→ TASK DIRECTIONS: Note each line of the entries that includes "Goals". Then copy those lines.

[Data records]
↓↓↓

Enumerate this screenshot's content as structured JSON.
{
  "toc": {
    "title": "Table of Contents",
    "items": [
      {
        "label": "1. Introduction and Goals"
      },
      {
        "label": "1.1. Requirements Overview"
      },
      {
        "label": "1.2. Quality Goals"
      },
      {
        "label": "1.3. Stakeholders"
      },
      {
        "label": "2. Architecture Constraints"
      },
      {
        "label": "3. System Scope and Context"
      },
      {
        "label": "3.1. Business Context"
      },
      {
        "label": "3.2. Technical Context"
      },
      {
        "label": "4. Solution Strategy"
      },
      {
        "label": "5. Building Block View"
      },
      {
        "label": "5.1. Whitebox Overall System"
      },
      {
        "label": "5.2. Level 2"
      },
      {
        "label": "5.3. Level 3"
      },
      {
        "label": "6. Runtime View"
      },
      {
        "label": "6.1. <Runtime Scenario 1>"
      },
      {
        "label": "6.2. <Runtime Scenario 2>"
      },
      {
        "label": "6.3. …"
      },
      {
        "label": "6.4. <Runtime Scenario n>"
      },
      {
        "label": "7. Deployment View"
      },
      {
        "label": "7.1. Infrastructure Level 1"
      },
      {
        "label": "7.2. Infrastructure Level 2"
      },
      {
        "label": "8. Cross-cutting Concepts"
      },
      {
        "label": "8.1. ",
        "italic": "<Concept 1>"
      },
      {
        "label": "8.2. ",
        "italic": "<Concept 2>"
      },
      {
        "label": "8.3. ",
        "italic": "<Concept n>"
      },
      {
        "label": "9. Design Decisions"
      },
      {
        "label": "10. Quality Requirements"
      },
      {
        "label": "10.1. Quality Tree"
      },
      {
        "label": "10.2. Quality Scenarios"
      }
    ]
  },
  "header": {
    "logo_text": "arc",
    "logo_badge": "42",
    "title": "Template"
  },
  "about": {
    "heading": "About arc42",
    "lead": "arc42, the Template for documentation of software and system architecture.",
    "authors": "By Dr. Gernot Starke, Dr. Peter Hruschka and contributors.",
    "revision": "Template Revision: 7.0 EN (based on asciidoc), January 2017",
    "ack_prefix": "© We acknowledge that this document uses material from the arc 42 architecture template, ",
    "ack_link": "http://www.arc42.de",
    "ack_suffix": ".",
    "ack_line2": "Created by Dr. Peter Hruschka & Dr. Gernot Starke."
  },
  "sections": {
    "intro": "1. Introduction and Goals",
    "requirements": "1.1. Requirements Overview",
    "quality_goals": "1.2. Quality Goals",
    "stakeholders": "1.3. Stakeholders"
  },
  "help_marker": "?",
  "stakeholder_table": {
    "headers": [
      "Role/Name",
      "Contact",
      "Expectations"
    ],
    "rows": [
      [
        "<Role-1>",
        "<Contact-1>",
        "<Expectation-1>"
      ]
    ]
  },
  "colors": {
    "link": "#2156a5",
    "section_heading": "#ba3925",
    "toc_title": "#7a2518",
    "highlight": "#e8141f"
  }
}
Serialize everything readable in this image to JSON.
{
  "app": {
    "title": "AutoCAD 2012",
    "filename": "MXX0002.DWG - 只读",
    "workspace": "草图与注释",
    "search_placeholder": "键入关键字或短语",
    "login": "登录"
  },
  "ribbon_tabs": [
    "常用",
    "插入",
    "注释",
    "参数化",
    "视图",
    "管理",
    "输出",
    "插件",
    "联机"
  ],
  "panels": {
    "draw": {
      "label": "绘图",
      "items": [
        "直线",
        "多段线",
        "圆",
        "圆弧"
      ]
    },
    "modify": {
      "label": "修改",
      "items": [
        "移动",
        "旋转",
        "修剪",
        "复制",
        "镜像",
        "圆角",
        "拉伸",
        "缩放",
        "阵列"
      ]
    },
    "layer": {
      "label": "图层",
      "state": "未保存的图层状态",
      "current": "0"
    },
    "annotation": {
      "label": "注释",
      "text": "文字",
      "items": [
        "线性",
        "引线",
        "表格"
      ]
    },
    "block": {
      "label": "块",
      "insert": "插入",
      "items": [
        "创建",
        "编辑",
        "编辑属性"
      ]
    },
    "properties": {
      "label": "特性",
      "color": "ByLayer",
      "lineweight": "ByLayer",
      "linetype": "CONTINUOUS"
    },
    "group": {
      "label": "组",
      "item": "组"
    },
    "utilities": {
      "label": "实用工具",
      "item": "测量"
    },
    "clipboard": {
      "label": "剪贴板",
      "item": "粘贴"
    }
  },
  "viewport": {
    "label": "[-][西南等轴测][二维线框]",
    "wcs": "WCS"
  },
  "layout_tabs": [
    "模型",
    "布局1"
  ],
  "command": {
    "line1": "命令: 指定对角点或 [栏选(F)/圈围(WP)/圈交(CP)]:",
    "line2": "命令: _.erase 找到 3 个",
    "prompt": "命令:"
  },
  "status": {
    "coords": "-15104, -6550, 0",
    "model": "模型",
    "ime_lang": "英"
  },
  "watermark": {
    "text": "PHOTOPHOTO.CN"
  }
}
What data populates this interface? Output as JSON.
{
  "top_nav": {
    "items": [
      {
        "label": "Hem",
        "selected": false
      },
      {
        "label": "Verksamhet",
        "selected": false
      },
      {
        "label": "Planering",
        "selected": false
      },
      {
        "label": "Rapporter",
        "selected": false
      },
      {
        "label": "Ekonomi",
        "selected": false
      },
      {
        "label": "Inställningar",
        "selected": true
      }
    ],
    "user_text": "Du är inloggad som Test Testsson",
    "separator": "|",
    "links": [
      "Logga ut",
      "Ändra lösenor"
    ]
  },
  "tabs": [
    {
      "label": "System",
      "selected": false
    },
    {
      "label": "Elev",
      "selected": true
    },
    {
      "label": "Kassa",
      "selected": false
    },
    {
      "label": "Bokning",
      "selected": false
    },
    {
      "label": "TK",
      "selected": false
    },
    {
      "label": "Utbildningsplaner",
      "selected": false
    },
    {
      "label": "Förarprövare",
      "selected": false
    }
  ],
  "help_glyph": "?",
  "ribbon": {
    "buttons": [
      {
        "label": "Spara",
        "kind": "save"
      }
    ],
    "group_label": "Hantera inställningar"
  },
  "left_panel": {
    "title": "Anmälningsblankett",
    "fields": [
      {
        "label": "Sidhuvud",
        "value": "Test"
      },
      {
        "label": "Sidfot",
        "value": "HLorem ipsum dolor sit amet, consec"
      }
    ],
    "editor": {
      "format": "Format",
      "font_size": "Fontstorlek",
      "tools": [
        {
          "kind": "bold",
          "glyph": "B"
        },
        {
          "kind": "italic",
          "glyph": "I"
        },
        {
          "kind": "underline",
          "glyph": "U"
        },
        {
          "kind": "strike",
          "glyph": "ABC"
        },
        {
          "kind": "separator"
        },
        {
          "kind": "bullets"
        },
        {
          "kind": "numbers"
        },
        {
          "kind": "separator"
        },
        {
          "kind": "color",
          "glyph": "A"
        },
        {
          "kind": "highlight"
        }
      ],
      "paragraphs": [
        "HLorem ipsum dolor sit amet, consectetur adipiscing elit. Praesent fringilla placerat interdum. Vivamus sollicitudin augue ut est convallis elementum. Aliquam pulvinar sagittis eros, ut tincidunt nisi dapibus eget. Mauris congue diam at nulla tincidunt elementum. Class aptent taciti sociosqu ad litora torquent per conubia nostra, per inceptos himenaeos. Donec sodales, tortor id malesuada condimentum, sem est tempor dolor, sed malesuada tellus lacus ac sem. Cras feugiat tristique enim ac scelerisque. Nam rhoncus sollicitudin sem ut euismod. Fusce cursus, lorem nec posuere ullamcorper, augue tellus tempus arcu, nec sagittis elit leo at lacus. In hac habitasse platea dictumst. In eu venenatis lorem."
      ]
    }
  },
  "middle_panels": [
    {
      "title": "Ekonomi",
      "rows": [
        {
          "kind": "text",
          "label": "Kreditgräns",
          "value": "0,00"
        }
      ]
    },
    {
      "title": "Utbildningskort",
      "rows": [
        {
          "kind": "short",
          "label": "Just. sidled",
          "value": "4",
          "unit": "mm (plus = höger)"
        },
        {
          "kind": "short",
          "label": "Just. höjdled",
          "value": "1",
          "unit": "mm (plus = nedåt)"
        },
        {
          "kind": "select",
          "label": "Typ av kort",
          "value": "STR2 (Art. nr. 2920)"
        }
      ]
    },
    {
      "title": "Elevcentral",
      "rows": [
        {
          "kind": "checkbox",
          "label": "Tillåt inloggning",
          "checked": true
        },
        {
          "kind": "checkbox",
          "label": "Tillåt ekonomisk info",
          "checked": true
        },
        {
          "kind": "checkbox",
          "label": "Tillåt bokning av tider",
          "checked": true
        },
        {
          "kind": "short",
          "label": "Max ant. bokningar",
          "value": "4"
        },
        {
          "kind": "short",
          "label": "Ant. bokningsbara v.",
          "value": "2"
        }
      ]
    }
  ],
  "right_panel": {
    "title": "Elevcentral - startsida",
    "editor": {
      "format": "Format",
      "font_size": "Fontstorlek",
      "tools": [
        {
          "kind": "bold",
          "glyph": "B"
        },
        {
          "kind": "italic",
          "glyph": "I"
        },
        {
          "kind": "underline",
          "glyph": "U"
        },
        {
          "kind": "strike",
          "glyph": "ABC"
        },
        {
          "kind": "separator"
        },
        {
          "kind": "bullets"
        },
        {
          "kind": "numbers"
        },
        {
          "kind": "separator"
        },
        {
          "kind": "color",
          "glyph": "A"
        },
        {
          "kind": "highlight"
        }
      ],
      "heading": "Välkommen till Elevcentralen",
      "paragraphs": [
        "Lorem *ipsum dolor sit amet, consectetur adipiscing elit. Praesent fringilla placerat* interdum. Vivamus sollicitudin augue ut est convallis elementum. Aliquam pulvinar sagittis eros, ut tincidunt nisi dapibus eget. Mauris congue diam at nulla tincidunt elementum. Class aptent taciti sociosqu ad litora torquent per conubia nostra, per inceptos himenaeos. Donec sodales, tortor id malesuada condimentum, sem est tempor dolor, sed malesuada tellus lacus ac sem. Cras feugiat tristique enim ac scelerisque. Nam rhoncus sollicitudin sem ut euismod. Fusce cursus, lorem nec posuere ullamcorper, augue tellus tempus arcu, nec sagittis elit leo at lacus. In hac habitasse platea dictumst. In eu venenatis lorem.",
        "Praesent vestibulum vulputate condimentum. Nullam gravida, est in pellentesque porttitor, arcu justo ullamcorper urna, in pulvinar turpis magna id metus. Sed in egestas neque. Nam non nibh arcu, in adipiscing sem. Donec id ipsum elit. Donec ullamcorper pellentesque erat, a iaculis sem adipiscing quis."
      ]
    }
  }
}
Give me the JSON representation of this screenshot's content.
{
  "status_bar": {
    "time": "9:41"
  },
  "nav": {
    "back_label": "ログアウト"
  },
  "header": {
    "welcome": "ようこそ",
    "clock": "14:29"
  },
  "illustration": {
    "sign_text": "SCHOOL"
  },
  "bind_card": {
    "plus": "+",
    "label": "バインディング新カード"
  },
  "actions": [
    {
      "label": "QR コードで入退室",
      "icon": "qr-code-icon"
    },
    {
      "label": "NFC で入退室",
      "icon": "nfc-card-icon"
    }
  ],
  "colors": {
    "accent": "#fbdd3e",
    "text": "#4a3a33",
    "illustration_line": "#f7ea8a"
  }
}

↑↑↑

→ RESULT:
        "label": "1. Introduction and Goals"
        "label": "1.2. Quality Goals"
    "intro": "1. Introduction and Goals",
    "quality_goals": "1.2. Quality Goals",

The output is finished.